TriWest CEO Honored for Leadership in Combatting ID Theft

PHOENIX — Last year, identity theft cost U.S. businesses $48 billion, according to the Federal Trade Commission. Arizona topped the list, ranking number one among all the states for identity theft victims per 100,000 population.

David J. McIntyre, Jr., President and CEO of TriWest Healthcare Alliance, is no stranger to the devastating effects of identity theft and the victims left in its wake.

On December 14, 2002, thieves burglarized TriWest offices in Phoenix, stealing computer equipment and data files. Those files contained the personal information of approximately 500,000 beneficiaries of the TRICARE program. Authorities speculated the primary motive was identity theft, since other valuables were left behind.

The TriWest break-in made headlines across the nation because TriWest provides health care coverage to America's service men and women, many of whom were oversees in Afghanistan and Iraq at the time of the break in.

"Rather than try to avoid adverse publicity, David McIntyre took quick, decisive action in contacting the individuals whose confidential information was stolen," said Maricopa County Attorney Rick Romley. "Not only did he devote a large amount of company resources to ensure everyone involved had the information needed to protect themselves, he used this experience to lobby Congress for stronger legislation to deter identity theft and protect victims."

In recognition of his aggressive approach to the growing identity theft epidemic in Arizona, Romley and Greater Phoenix Chamber of Commerce President and CEO Valerie Manning will present McIntyre with an award recognizing his leadership in combating identity theft.

"Federal and state laws have yet to adjust to the onslaught of identity theft and that time gap undermines the security and privacy of every American. Identity thieves know that if they get caught, the current punishment is vastly inferior to, for example, robbing a bank. Community service and probation are the common sentences," McIntyre wrote in an editorial featured in The Arizona Republic regarding his work urging Congress to pass tougher identity theft legislation.

The Greater Phoenix Chamber of Commerce believes McIntyre deserves recognition for providing the business community with a blueprint for dealing with identity theft situations.

"David has given our local business community a tremendous amount of information as a result of the break-in. Armed with this knowledge, local businesses can better protect themselves and their clients from the ravaging effects of identity theft," said Chamber President Valerie Manning.

"I am honored and thankful for the recognition provided to our company, and the dedicated staff who put our customers first during a very difficult time," McIntyre said. "We are not just the victims of a crime. We are an organization that believes that being honest with your customers is both the good business and the right thing to do.

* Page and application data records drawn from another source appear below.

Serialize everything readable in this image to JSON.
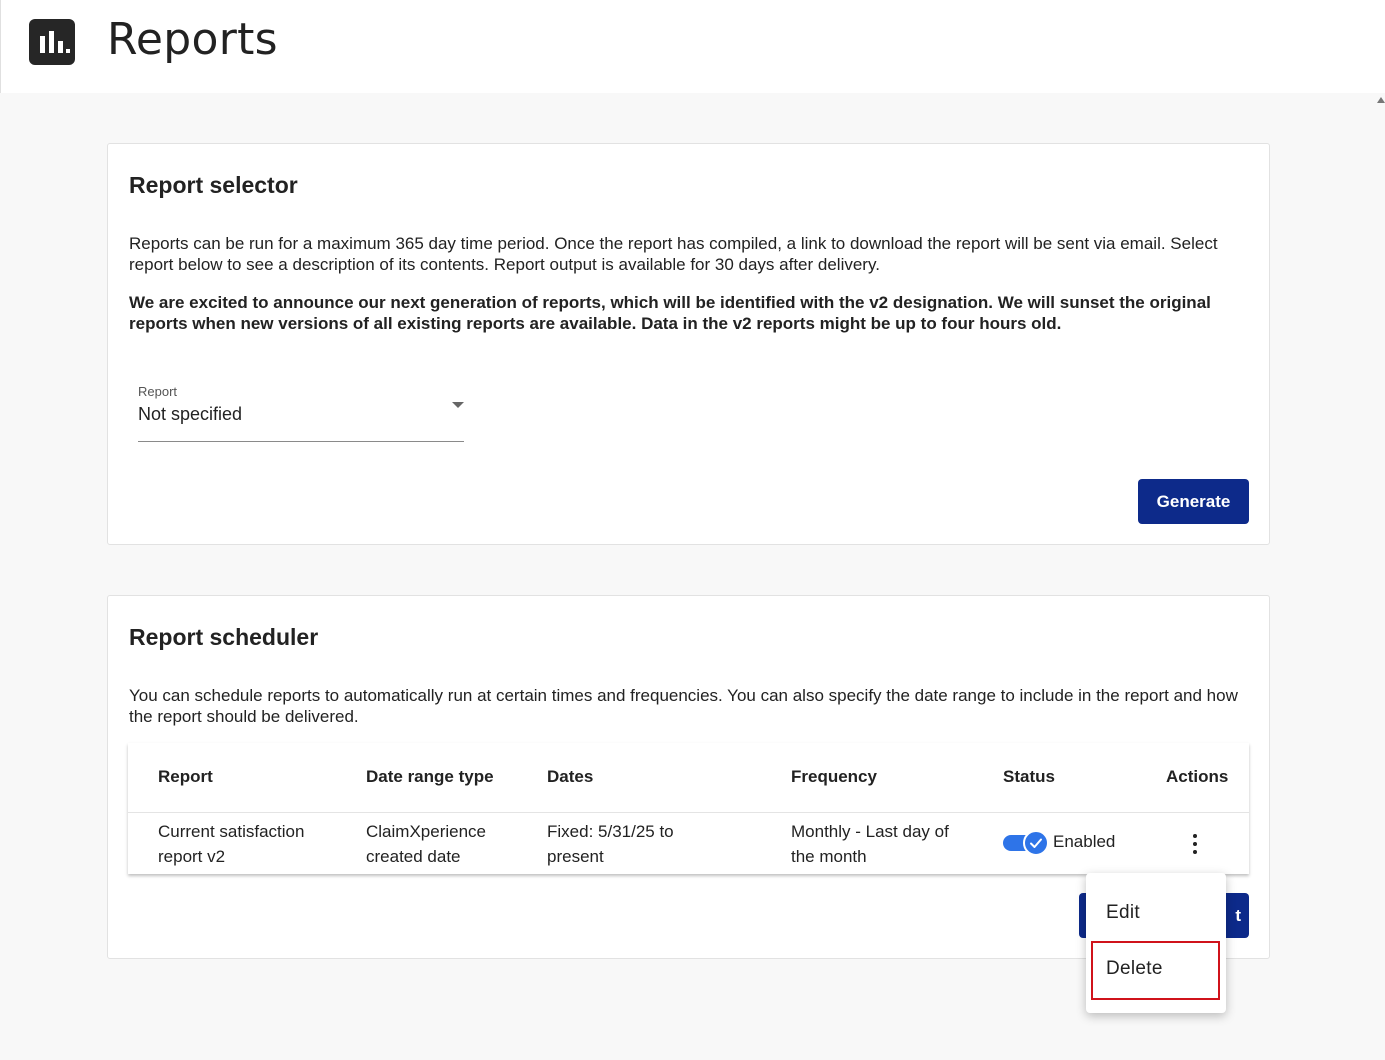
{
  "header": {
    "title": "Reports",
    "logo_icon": "bar-chart-icon"
  },
  "report_selector": {
    "title": "Report selector",
    "description": "Reports can be run for a maximum 365 day time period. Once the report has compiled, a link to download the report will be sent via email. Select report below to see a description of its contents. Report output is available for 30 days after delivery.",
    "announcement": "We are excited to announce our next generation of reports, which will be identified with the v2 designation. We will sunset the original reports when new versions of all existing reports are available. Data in the v2 reports might be up to four hours old.",
    "select": {
      "label": "Report",
      "value": "Not specified"
    },
    "generate_label": "Generate"
  },
  "report_scheduler": {
    "title": "Report scheduler",
    "description": "You can schedule reports to automatically run at certain times and frequencies. You can also specify the date range to include in the report and how the report should be delivered.",
    "columns": [
      "Report",
      "Date range type",
      "Dates",
      "Frequency",
      "Status",
      "Actions"
    ],
    "rows": [
      {
        "report": "Current satisfaction report v2",
        "date_range_type": "ClaimXperience created date",
        "dates": "Fixed: 5/31/25 to present",
        "frequency": "Monthly - Last day of the month",
        "status": "Enabled",
        "status_on": true
      }
    ],
    "hidden_button_label": "t"
  },
  "context_menu": {
    "items": [
      "Edit",
      "Delete"
    ],
    "highlighted": "Delete"
  },
  "colors": {
    "primary": "#0d2a8a",
    "toggle": "#2e74e8",
    "highlight": "#d0131b"
  }
}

McIntyre added: "TriWest is thankful to Maricopa County Attorney Rick Romley and the Greater Phoenix Chamber of Commerce for this award recognizing the hard work and dedication of so many members of the TriWest family, many of whom made great sacrifices to provide the greatest protection possible for the people we have the privilege to serve."

Romley considers identity theft prevention among the top priorities in the law enforcement community.

With this in mind, the Maricopa County Attorney's Office and the Greater Phoenix Chamber of Commerce have introduced the Business Crime Prevention Initiative, a series of presentations designed for small and medium-sized businesses to get the knowledge they need to protect themselves from these crimes.